Practice: A 1.5uC charge, with a mass of 50g, is in the presence of an electric field that perfectly balances its gravity. What magnitude does the electric field need to be, and in what direction does it need to point?

Concept #2: Electric Field due to a Point Charge

Example #1: Zero Electric Field due to Two Charges

Practice: If two equal charges are separated by some distance, they form an electric dipole. Find the electric field at the center of an electric dipole, given by the point P in the following figure, formed by a 1C and a – 1C charge separated by 1 cm.
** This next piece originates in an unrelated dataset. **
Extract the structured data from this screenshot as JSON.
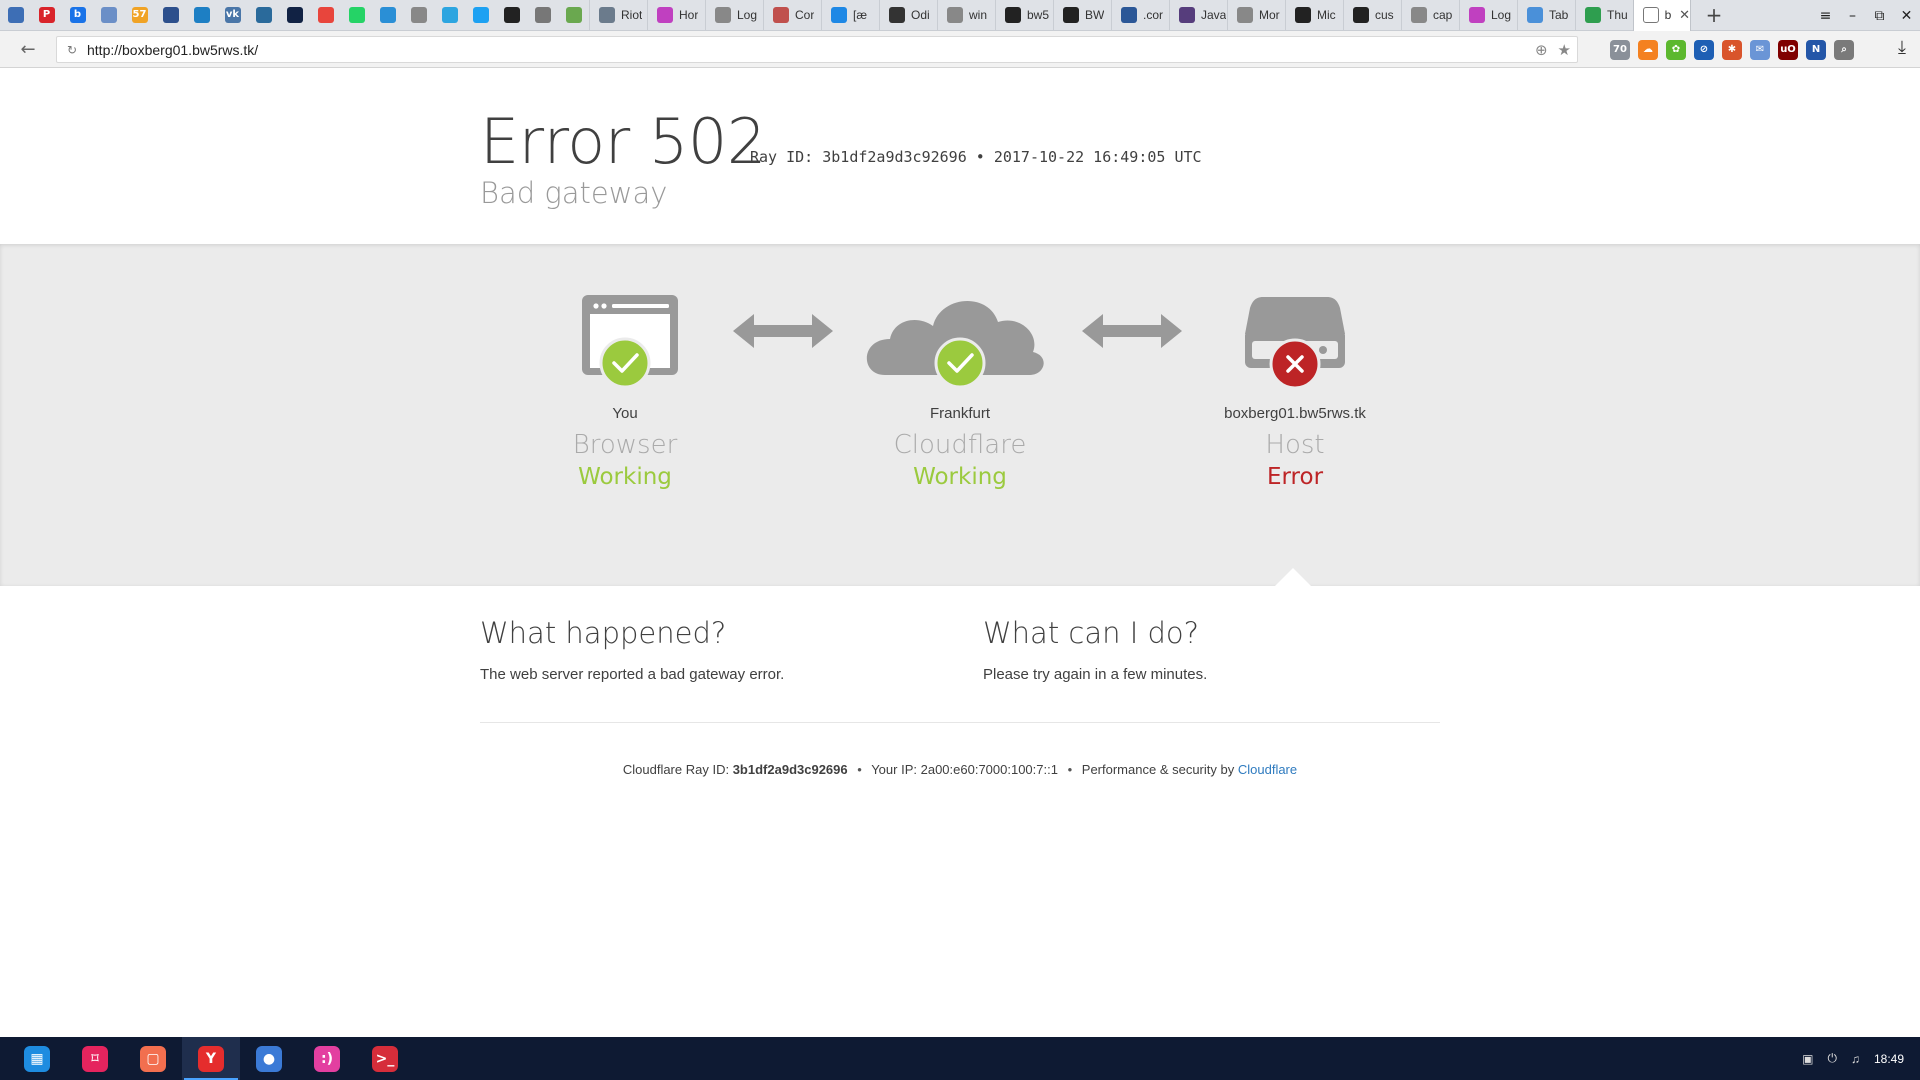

Example #2: Electric Field Above Two Charges (Triangle)

Practice: 4 charges are arranged as shown in the following figure. Find the electric field at the center of the arrangement, indicated by the point P.

Example #3: Balancing a Pendulum in Electric Field

Practice: In the following figure, a mass m is balanced such that its tether is perfectly horizontal. If the mass is m and the angle of the electric field is 𝜃, what is the magnitude of the electric field, E?